"Oh, are you Maya?" the realtor asked. She was wearing high pink heels that clacked when she walked and Maya decided already she looked very cheezy.

Maya offered her a dry cold hand. They shook gingerly.

"I'm so sorry that you've been waiting. I would have been on time, had I not had last minute car trouble and my cell phone battery died."

She fished in her green mountain purse that looked ike a burlap bag.
"Now where are those keys?"

Once in, the only thing that appealed to Maya about the apartment was the glass doorknobs, and arches that separated one room from another and carpet on the floor. In all her years on living on kibbutz, Maya had forgotten the nicety of carpeted floor. Definitely pre-World War Two, she thought.

She quickly surveyed the apartment.

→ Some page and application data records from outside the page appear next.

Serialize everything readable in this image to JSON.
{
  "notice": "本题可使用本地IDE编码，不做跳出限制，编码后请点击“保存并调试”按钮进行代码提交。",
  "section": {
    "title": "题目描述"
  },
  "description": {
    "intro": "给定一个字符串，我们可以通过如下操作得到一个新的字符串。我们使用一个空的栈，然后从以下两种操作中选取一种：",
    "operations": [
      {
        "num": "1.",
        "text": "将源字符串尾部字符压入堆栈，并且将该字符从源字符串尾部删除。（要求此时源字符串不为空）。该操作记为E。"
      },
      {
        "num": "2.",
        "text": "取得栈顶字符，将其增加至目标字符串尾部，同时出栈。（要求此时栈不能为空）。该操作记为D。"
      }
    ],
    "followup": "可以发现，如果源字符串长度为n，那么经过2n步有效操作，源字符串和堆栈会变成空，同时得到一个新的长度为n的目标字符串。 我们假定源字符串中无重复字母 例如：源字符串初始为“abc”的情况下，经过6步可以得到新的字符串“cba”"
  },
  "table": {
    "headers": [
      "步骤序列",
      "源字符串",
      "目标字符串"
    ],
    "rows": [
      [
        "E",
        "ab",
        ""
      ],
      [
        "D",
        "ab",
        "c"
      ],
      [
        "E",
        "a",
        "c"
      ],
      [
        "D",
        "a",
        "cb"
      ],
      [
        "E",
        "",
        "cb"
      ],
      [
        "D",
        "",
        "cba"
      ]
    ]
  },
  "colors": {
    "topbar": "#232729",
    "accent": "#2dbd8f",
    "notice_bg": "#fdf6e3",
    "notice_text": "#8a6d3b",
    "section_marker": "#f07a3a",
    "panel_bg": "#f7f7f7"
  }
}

Aside from the fact that the ceilings were very low, and the rooms were slightly smaller even for Israeli standards, she thought it was by far, the best apartment she had seen in the Squirrel Hill section of Pittsburgh. She had compromised getting a house with French doors that opened to a garden. Her flight back to New York City was just in a couple of hours and she needed to make a decision.

After a short series of cell phone calls, Maya and Yoav settled on a date for the first month's deposit and filling in forms, before Maya took the keys when they first settled in.

On the first night in their new place, the water was shut off due to a main water pipe that had blasted in Pittsburgh and no matter how long she turned on the air-conditioning, Maya couldn't get cool enough. She tossed and turned on the borrowed mattress where the spring poked into her sides until Maya finally gave up and rolled unto the synthetic carpet.

Her husband's lukewarm hug was no consolation either.

"We'll get some furniture soon, baby. Our shipping will come in through. Kitzat savlanoot, some patience."

"It's not the furniture," Maya blurted outloud. "But the concrete. There's no nature; we face a bunch of concrete buildings - a dry cleaners, an old age home - what kind of consolation is that?" Despite her fear, Maya hushed the panic part of her voice and even startled herself. She had a feeling that the walls were as thin as paper and didn't want to mar the start of what would be a hopeful future.

"It won't be as bad as you think - just give it time," Yoav had said.

For that first night, Maya forced to give into hope and optimisim she didn't know existed. It fortured her to know that Yoav didn't think much of trees, flowers and the Jordan River, the very things she had sacrificed to come to the States and leave a piece of heaven in Israel. The ironic part was at age eighteen, she had left New York City, a world that championed itself on high rise concrete of materialism.

She never knew though how much she would miss it, and how she would ever get used to noisy buses, thin papery walls.... and concrete!

She turned her back as she usually did when she felt she could not be consoled, and could feel the ears welling up in her eyes.

He slowly touched her back, and showered her with kisses just like on their wedding day, until she mewed and then rolled into his arms. "You won't need to worry so much about concrete, dear Mayaleh," like he did on the day when they first renovated their kibbutz house and when he wheeled her first born son into the nursery.

"I've found a job!"